Read: Calvin Trillin’s The Tummy Trilogy or MFK Fisher’s classic The Art of Eating.
Go: take a cooking or grilling class together.
The sky’s the limit. Just think book and “field trip.” For any dad, the memories of a literary adventure with his kids will stay with him far longer than a Hallmark card. If the kids are too young to share adventures with dad, you’ll want to check out the funny “Literature For Dads” video from The Dad Lab. They suggest avoiding Cormac McCarthy’s The Road–not an uplifting father-son travel idea.
AND–if you have any other book-and-travel pairings that a dad would like, please send them to me. You can comment below, send links to favorite travel blogs, or email me at email@example.com with your ideas. I’ll add them to this blog. But be quick. Father’s Day is June 16.
On the prairie, the background is the story. More than most other places, the vast grasslands of the Dakotas make us stop and look for a moment at open spaces and realize that they are far from empty.

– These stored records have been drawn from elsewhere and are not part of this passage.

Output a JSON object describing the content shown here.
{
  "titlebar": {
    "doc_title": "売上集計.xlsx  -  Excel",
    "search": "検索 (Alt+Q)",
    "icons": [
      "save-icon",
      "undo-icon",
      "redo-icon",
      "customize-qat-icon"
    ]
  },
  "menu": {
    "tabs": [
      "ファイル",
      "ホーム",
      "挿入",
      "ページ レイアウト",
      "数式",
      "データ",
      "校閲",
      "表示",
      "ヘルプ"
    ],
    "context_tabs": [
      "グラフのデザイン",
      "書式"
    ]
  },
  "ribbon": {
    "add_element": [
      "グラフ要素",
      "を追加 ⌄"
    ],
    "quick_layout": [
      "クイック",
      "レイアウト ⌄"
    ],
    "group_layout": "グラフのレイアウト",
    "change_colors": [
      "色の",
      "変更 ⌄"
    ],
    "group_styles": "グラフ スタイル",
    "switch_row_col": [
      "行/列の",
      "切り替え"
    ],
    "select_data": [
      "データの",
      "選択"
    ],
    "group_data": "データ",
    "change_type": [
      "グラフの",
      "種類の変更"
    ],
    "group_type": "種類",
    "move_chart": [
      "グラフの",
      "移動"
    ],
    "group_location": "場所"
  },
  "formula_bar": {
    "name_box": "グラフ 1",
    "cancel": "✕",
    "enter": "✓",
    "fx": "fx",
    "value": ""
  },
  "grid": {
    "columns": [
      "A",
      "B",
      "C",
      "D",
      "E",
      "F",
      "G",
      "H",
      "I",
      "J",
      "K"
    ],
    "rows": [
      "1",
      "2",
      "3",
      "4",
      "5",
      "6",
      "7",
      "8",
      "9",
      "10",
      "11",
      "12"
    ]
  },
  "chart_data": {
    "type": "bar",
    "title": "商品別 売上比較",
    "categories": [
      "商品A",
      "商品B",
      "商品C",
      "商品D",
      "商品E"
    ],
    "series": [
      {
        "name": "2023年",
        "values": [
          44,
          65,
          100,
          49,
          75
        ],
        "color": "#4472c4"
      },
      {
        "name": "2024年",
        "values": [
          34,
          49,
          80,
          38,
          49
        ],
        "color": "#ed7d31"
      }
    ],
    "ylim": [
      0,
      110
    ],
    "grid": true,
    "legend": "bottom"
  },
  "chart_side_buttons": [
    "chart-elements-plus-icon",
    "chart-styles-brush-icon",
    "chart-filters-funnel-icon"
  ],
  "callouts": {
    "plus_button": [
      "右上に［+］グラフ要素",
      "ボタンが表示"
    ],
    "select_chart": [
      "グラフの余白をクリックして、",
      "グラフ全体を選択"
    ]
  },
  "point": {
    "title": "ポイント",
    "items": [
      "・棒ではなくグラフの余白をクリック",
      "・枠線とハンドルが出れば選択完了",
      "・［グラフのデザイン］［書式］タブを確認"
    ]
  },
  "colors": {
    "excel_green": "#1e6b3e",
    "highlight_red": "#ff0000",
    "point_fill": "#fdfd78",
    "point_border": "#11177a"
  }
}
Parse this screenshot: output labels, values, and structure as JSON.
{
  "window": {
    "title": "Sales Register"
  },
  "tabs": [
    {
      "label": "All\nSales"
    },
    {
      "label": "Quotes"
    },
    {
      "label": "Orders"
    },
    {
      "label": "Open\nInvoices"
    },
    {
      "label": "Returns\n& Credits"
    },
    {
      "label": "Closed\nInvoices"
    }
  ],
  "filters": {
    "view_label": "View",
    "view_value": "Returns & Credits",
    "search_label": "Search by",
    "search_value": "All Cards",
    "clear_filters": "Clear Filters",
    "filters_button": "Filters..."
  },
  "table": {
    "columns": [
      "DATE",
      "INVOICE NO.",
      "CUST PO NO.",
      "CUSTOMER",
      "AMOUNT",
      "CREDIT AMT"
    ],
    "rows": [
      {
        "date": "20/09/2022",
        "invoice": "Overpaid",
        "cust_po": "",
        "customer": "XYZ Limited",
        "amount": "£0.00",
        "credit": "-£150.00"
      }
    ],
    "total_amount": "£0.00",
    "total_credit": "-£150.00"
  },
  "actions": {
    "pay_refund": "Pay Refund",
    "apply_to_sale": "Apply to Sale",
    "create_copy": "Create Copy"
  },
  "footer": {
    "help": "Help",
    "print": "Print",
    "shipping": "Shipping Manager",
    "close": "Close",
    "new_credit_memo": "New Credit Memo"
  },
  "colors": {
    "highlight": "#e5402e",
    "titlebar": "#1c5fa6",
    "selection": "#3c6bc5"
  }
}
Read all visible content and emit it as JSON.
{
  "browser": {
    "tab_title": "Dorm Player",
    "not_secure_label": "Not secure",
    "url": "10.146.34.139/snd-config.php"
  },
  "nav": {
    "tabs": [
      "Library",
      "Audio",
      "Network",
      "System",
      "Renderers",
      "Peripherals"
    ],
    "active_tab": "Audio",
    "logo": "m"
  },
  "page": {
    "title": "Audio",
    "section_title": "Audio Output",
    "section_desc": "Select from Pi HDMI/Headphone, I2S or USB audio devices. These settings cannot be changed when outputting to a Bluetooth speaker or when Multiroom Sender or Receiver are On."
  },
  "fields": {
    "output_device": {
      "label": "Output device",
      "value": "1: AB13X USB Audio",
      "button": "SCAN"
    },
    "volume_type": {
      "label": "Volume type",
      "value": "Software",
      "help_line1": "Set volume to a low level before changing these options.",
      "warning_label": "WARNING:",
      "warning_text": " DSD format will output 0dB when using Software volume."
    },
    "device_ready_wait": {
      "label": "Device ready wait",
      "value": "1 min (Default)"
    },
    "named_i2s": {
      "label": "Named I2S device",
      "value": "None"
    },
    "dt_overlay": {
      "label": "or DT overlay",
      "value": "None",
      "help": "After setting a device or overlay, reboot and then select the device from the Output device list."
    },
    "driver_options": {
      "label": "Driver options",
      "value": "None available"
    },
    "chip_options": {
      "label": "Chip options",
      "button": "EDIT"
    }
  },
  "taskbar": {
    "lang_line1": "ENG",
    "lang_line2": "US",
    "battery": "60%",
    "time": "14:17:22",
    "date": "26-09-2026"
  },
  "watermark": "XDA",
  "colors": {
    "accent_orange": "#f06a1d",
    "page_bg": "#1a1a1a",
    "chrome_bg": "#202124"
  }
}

Gretel Ehrlich says in The Solace of Open Spaces, “We Americans are great on fillers, as if what we have, what we are, is not enough. We have a cultural tendency toward denial, but being affluent, we strangle ourselves with what we can buy. We gave only to look at the houses we build to see how we build “against” space, the way we drink against pain and loneliness. We fill up space as if it were a pie shell, with things whose opacity further obstructs our ability to see what is already there.”
Travel to the places you read about. Read about the places you travel.